Sharing A Razor With Your Partner? Here's Why It's Not A Good Idea

While the decision to remove body hair is a personal choice, if you do shave, there are likely a few shaving mistakes you never knew you were making. For example, you should never shave if you have an ingrown hair, an open wound, or a rash of any kind. To get the best possible shave, you should hydrate and exfoliate the skin before using a razor. Likewise, ensure that you are shaving in the opposite direction of hair growth. 

Using a lubricant like shaving cream is also a must. If you don't have that on hand, there are shaving cream substitutes you've never thought of. This includes coconut oil, body wash, and hair conditioner. In addition, moisturizing before and after shaving will reduce itchiness and other possible discomforts. However, the golden rule when it comes to shaving is to always use your own razor. Perhaps you've been in a situation where you forgot to replace your razor blade or you forgot your razor completely. Your first instinct will likely be to grab your partner's razor or whoever lives with you, such as a roommate or sibling. However, you should think twice before doing this. As Joyce Imahiyerobo-Ip, M.D. put it, "Sharing razors is a major no-no from a dermatologist's perspective" (via Shape).

Sharing a razor can have major consequences

So what's the big deal with sharing razors? Dermatologist Rachel Nazarian, M.D., explained to Well+ Good that it can cause major health concerns. "The razor collects bacteria as it's pulled along the skin, and unless it's sterilized between uses, it actually spreads the bacteria to the next person," she said. Simply put, cross-contamination can occur, leading to the person borrowing the razor to develop an infection due to the small cuts and scratches caused by shaving. This compromises the skin barrier, allowing bacteria like staph, viruses, and more to get in.

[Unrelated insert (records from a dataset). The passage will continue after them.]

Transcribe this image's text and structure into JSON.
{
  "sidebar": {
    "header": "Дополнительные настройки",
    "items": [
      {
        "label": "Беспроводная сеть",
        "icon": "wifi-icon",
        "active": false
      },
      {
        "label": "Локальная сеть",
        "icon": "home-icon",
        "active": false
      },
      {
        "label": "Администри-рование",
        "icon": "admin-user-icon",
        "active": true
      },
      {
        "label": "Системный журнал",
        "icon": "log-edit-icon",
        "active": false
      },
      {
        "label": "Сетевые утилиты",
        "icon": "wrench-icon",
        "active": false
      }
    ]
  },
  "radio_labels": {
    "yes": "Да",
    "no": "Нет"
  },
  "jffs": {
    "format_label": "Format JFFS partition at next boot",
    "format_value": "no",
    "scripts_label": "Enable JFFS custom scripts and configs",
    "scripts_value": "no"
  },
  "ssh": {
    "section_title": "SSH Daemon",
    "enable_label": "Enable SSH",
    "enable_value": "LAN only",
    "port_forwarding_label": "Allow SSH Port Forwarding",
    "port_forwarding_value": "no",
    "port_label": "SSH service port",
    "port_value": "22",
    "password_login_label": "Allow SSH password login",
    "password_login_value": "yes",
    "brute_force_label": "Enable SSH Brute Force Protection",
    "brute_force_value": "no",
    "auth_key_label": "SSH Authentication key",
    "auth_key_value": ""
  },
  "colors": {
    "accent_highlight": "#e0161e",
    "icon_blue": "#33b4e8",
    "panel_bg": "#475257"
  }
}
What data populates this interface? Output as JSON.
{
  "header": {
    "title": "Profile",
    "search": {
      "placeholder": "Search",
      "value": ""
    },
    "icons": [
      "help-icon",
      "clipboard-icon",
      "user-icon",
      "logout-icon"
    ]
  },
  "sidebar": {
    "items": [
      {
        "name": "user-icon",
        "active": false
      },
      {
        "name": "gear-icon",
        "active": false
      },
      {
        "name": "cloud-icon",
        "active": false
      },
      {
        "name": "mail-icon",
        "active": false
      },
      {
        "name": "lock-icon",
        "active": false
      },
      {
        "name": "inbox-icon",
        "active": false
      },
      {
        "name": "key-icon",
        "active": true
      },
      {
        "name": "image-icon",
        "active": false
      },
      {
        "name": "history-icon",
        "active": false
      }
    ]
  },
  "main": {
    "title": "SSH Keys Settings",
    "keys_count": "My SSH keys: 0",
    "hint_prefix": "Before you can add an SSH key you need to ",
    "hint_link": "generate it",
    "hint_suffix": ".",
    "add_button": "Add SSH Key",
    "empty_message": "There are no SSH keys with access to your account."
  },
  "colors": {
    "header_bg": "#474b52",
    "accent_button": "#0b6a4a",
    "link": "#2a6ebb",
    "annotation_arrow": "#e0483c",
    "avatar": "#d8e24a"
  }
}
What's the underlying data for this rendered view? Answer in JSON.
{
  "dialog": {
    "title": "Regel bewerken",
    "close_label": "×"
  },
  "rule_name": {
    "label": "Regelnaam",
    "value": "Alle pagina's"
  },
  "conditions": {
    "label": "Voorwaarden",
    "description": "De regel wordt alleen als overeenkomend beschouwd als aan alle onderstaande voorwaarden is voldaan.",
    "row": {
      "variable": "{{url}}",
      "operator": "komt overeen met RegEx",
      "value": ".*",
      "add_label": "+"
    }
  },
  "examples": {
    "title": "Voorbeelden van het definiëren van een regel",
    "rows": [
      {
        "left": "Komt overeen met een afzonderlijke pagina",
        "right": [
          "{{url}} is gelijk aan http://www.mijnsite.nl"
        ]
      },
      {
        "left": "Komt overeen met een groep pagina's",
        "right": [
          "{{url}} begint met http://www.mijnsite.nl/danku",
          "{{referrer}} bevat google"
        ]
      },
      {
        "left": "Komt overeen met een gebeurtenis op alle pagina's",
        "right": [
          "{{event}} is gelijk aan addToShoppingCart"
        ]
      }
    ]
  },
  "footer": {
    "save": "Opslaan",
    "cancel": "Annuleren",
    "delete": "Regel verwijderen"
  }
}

If you share a razor, you're more likely to develop folliculitis or inflammation of the hair follicles. In this case, the skin may appear red, itchy, and bumpy. At-home folliculitis treatments include applying warm compresses on the skin and using over-the-counter antibiotic ointments. If the pain becomes too much or you have a fever, visit your doctor, as the folliculitis has likely evolved into an infection. Other infections or viruses resulting from sharing a razor include yeast, fungi, herpes, and warts. In addition, it's possible to develop diseases such as HIV and Hepatitis C and B, according to The Royal Women's Hospital.

Changing your razor's blade regularly is also important

People don't replace their razor blades as often as they should, which can lead to problems for you and the razor's primary user. Leslie Tessler, founder of the shaving brand Hanna, told Well+ Good, "From a hygienic perspective, it's an absolute nightmare, especially with plastic cartridges." She added, "Just think about the fact that you've got three, four, five blades, with plastic in between, sitting in a humid environment for long periods of time... We've spoken with many gynecologists who often see bacterial infections as a result."

If you shave daily, experts recommend you change your blade every one to two weeks. If you shave every other day, change it every two to three weeks. And if you shave twice a week, changing it every four to six weeks is fine. Likewise, shaving with a dull or old razor, whether yours or someone else's, can be equally damaging as it also makes you more likely to contract an infection and even break down skin collagen. 

Stick to using a new, clean razor that's all your own for the safest shaving experience.